• WORK INSTRUCTION
Every record must be retyped exactly as it reads.

• MATERIAL SHOWN
------------------------

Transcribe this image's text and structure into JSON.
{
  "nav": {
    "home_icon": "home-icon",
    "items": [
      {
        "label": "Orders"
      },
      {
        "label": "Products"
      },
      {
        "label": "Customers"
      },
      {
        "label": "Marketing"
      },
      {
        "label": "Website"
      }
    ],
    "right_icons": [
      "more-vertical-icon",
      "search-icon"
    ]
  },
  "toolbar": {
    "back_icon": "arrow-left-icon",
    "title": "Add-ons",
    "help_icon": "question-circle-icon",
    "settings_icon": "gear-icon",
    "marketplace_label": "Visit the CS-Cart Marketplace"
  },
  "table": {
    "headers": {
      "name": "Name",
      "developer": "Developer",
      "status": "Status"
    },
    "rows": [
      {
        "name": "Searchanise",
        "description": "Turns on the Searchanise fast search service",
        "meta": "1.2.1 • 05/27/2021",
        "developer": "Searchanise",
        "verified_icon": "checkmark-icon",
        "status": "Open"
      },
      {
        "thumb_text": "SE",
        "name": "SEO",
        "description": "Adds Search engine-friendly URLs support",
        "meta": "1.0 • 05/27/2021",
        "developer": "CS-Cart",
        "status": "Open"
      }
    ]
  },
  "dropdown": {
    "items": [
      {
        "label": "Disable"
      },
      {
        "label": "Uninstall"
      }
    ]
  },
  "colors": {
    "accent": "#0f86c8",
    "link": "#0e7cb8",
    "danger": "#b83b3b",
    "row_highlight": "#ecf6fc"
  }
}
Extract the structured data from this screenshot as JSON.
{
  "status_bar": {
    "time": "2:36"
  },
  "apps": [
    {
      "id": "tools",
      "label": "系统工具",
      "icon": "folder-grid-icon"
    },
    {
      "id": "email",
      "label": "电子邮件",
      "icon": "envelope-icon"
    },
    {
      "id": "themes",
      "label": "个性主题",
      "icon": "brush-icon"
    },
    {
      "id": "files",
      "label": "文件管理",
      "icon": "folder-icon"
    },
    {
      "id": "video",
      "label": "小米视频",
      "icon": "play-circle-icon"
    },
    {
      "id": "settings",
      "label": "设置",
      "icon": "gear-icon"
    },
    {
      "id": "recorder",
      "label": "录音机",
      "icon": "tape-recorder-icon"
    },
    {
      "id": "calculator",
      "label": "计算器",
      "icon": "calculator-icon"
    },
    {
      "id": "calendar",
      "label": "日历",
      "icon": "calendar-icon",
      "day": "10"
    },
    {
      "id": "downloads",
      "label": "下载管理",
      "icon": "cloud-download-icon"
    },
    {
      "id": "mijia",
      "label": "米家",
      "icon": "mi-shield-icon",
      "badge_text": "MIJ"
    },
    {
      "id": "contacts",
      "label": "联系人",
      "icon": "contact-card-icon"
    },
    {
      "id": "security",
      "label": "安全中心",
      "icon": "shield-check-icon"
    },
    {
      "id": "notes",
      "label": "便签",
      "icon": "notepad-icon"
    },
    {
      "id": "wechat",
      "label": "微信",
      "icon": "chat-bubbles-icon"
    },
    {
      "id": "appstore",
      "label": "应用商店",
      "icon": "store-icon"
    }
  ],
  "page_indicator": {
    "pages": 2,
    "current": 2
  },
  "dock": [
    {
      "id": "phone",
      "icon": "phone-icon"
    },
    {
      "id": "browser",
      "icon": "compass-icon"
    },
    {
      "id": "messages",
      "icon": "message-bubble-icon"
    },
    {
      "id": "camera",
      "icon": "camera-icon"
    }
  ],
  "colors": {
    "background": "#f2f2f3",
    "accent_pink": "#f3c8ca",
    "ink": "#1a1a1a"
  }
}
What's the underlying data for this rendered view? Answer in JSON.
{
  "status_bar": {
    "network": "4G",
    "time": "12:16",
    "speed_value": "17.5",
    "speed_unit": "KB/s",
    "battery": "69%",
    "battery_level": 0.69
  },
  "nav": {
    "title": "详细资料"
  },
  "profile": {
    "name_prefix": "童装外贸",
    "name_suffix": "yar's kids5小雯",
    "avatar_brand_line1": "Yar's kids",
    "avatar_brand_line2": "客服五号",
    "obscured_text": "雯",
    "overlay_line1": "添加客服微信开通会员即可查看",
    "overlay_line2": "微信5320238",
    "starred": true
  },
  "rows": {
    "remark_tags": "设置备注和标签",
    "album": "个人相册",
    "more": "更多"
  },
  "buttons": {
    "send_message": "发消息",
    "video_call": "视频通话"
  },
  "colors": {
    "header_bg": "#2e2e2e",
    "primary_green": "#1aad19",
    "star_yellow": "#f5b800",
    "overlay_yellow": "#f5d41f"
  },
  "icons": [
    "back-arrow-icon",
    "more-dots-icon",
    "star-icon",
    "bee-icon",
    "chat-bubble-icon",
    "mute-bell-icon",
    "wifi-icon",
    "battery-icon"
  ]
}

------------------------

• RESPONSE FOR THIS EXERCISE
Transcribe this image's text and structure into JSON.
{
  "nav": {
    "home_icon": "home-icon",
    "items": [
      {
        "label": "Orders"
      },
      {
        "label": "Products"
      },
      {
        "label": "Customers"
      },
      {
        "label": "Marketing"
      },
      {
        "label": "Website"
      }
    ],
    "right_icons": [
      "more-vertical-icon",
      "search-icon"
    ]
  },
  "toolbar": {
    "back_icon": "arrow-left-icon",
    "title": "Add-ons",
    "help_icon": "question-circle-icon",
    "settings_icon": "gear-icon",
    "marketplace_label": "Visit the CS-Cart Marketplace"
  },
  "table": {
    "headers": {
      "name": "Name",
      "developer": "Developer",
      "status": "Status"
    },
    "rows": [
      {
        "name": "Searchanise",
        "description": "Turns on the Searchanise fast search service",
        "meta": "1.2.1 • 05/27/2021",
        "developer": "Searchanise",
        "verified_icon": "checkmark-icon",
        "status": "Open"
      },
      {
        "thumb_text": "SE",
        "name": "SEO",
        "description": "Adds Search engine-friendly URLs support",
        "meta": "1.0 • 05/27/2021",
        "developer": "CS-Cart",
        "status": "Open"
      }
    ]
  },
  "dropdown": {
    "items": [
      {
        "label": "Disable"
      },
      {
        "label": "Uninstall"
      }
    ]
  },
  "colors": {
    "accent": "#0f86c8",
    "link": "#0e7cb8",
    "danger": "#b83b3b",
    "row_highlight": "#ecf6fc"
  }
}
Extract the structured data from this screenshot as JSON.
{
  "status_bar": {
    "time": "2:36"
  },
  "apps": [
    {
      "id": "tools",
      "label": "系统工具",
      "icon": "folder-grid-icon"
    },
    {
      "id": "email",
      "label": "电子邮件",
      "icon": "envelope-icon"
    },
    {
      "id": "themes",
      "label": "个性主题",
      "icon": "brush-icon"
    },
    {
      "id": "files",
      "label": "文件管理",
      "icon": "folder-icon"
    },
    {
      "id": "video",
      "label": "小米视频",
      "icon": "play-circle-icon"
    },
    {
      "id": "settings",
      "label": "设置",
      "icon": "gear-icon"
    },
    {
      "id": "recorder",
      "label": "录音机",
      "icon": "tape-recorder-icon"
    },
    {
      "id": "calculator",
      "label": "计算器",
      "icon": "calculator-icon"
    },
    {
      "id": "calendar",
      "label": "日历",
      "icon": "calendar-icon",
      "day": "10"
    },
    {
      "id": "downloads",
      "label": "下载管理",
      "icon": "cloud-download-icon"
    },
    {
      "id": "mijia",
      "label": "米家",
      "icon": "mi-shield-icon",
      "badge_text": "MIJ"
    },
    {
      "id": "contacts",
      "label": "联系人",
      "icon": "contact-card-icon"
    },
    {
      "id": "security",
      "label": "安全中心",
      "icon": "shield-check-icon"
    },
    {
      "id": "notes",
      "label": "便签",
      "icon": "notepad-icon"
    },
    {
      "id": "wechat",
      "label": "微信",
      "icon": "chat-bubbles-icon"
    },
    {
      "id": "appstore",
      "label": "应用商店",
      "icon": "store-icon"
    }
  ],
  "page_indicator": {
    "pages": 2,
    "current": 2
  },
  "dock": [
    {
      "id": "phone",
      "icon": "phone-icon"
    },
    {
      "id": "browser",
      "icon": "compass-icon"
    },
    {
      "id": "messages",
      "icon": "message-bubble-icon"
    },
    {
      "id": "camera",
      "icon": "camera-icon"
    }
  ],
  "colors": {
    "background": "#f2f2f3",
    "accent_pink": "#f3c8ca",
    "ink": "#1a1a1a"
  }
}
What's the underlying data for this rendered view? Answer in JSON.
{
  "status_bar": {
    "network": "4G",
    "time": "12:16",
    "speed_value": "17.5",
    "speed_unit": "KB/s",
    "battery": "69%",
    "battery_level": 0.69
  },
  "nav": {
    "title": "详细资料"
  },
  "profile": {
    "name_prefix": "童装外贸",
    "name_suffix": "yar's kids5小雯",
    "avatar_brand_line1": "Yar's kids",
    "avatar_brand_line2": "客服五号",
    "obscured_text": "雯",
    "overlay_line1": "添加客服微信开通会员即可查看",
    "overlay_line2": "微信5320238",
    "starred": true
  },
  "rows": {
    "remark_tags": "设置备注和标签",
    "album": "个人相册",
    "more": "更多"
  },
  "buttons": {
    "send_message": "发消息",
    "video_call": "视频通话"
  },
  "colors": {
    "header_bg": "#2e2e2e",
    "primary_green": "#1aad19",
    "star_yellow": "#f5b800",
    "overlay_yellow": "#f5d41f"
  },
  "icons": [
    "back-arrow-icon",
    "more-dots-icon",
    "star-icon",
    "bee-icon",
    "chat-bubble-icon",
    "mute-bell-icon",
    "wifi-icon",
    "battery-icon"
  ]
}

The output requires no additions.